Poet and Vietnam Veteran Bruce Weigl Visits Eastern, Inspires Students

By Jordan Corey

Eastern Connecticut State University welcomed distinguished poet Bruce Weigl to campus on Oct. 3 for “University Hour,” a series of events that features guest lecturers and artists. Weigl, a Pulitzer Prize nominee, conducted a poetry workshop with students and later gave a reading of his own work.

At age 18, Weigl enlisted in the United States Army and served in the Vietnam War from December 1967 to December 1968. Many of his poems address his experience during and following the war. In “The Circle of Hanh,” a memoir, he writes, “The war took away my life and gave me poetry in return… the fate the world has given me is to struggle to write powerfully enough to draw others into the horror.” His first full-length poetry collection was published in 1979.

The workshop brought with it an open energy and positive space for constructive critique. Weigl covered a range of topics, from the significance of rhythm to useful revision techniques. “Move your lips when you read. Think, ‘how does this make my mouth feel?’” he advised.

“Narrative doesn’t mean non-metrical. It means story,” Weigl continued. “Without music, it’s not poetry.” He emphasized finding the right “voice” for a poem within its form, and called attention to the delicate relationship between narrator and reader. A piece needs to hold the reader in a specific moment, he argued. More tips included using clear, specific details and avoiding clichés. “Hearts are always racing. Make it do something else.”

At the reading, Weigl began with war poems “Song of Napalm” and “Snowy Egret.” The latter stemmed from a dream he had about a boy burying a bird in his backyard. In fact, Weigl did not realize it was truly about the Vietnam War until somebody else had referred to it as a war poem.

He transitioned into sharing poems from his upcoming publication, “On the Shores of Welcome Home.” He compared the new collection to “being seven years old and getting closer to the front of the line” — a transition period right before everything is about to change. Poems read included “A Late Corrupted Flash,” “Earring” and “Clinical Notes #92.”

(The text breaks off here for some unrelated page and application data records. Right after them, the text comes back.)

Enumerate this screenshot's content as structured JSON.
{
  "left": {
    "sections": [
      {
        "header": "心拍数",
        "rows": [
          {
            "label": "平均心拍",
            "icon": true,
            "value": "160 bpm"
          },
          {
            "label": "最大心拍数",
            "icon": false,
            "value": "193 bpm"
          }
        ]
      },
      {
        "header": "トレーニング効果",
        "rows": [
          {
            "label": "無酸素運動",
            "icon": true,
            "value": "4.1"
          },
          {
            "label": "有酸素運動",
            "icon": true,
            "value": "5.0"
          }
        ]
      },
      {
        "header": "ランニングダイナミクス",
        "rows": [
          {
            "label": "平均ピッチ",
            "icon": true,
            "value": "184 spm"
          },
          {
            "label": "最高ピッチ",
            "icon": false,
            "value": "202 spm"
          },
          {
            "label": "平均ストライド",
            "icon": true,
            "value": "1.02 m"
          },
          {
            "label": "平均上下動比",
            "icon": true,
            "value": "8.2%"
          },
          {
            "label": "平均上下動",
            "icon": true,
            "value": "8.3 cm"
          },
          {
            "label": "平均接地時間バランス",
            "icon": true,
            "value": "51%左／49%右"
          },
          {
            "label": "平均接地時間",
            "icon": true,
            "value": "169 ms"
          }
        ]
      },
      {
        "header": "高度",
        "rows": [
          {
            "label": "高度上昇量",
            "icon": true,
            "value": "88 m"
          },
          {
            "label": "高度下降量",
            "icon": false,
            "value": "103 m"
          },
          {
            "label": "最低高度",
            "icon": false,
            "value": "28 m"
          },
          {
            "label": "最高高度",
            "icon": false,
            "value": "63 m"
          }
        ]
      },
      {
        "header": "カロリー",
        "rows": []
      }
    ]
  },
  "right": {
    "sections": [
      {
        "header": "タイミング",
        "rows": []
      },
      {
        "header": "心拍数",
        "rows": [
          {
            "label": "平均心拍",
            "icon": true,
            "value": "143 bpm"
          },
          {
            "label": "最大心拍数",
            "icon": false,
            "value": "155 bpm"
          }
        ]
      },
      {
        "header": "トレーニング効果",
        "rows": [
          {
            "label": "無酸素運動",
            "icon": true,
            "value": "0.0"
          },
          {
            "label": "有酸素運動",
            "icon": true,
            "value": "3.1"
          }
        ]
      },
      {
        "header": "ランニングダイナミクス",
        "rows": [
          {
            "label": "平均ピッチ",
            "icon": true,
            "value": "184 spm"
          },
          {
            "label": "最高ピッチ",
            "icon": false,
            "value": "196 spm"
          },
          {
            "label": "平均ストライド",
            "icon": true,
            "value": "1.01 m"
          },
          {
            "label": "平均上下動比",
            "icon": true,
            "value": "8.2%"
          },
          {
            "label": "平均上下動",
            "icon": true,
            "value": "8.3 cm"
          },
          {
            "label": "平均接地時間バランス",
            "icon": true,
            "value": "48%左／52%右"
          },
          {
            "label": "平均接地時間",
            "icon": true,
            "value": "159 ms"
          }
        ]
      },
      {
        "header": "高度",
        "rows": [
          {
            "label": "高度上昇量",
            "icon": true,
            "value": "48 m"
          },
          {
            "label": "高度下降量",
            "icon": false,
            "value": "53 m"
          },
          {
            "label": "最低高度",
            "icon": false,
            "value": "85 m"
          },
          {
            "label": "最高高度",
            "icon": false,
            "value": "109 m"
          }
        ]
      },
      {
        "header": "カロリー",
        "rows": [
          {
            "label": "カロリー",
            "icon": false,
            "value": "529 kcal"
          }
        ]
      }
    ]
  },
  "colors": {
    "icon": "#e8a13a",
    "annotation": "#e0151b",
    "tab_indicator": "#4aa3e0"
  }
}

He explained that for some poems in this collection, the attention to meter helps contain his loaded experiences. Typically, it takes him three to four months to complete a poem. “I revise it into nothing. If it can’t survive the rigors of revision, then it’s got to go.” Then, he told the audience, it may end up in a scrap journal where he can revisit it and potentially reuse the idea.

Weigl’s final advice to writers was to keep challenging their abilities within their work. “You reach certain plateaus, and it’s very seductive to stay there. Always make it harder.”

Weigl has been awarded a Yaddo Foundation Fellowship, the Academy of American Poets Prize, the Breadloaf Fellowship in Poetry and the Pushcart Prize. In addition to writing poetry, he has also translated poems of North Vietnamese and Viet Cong soldiers captured during war with Thanh T. Nguten of the Joiner Research Center.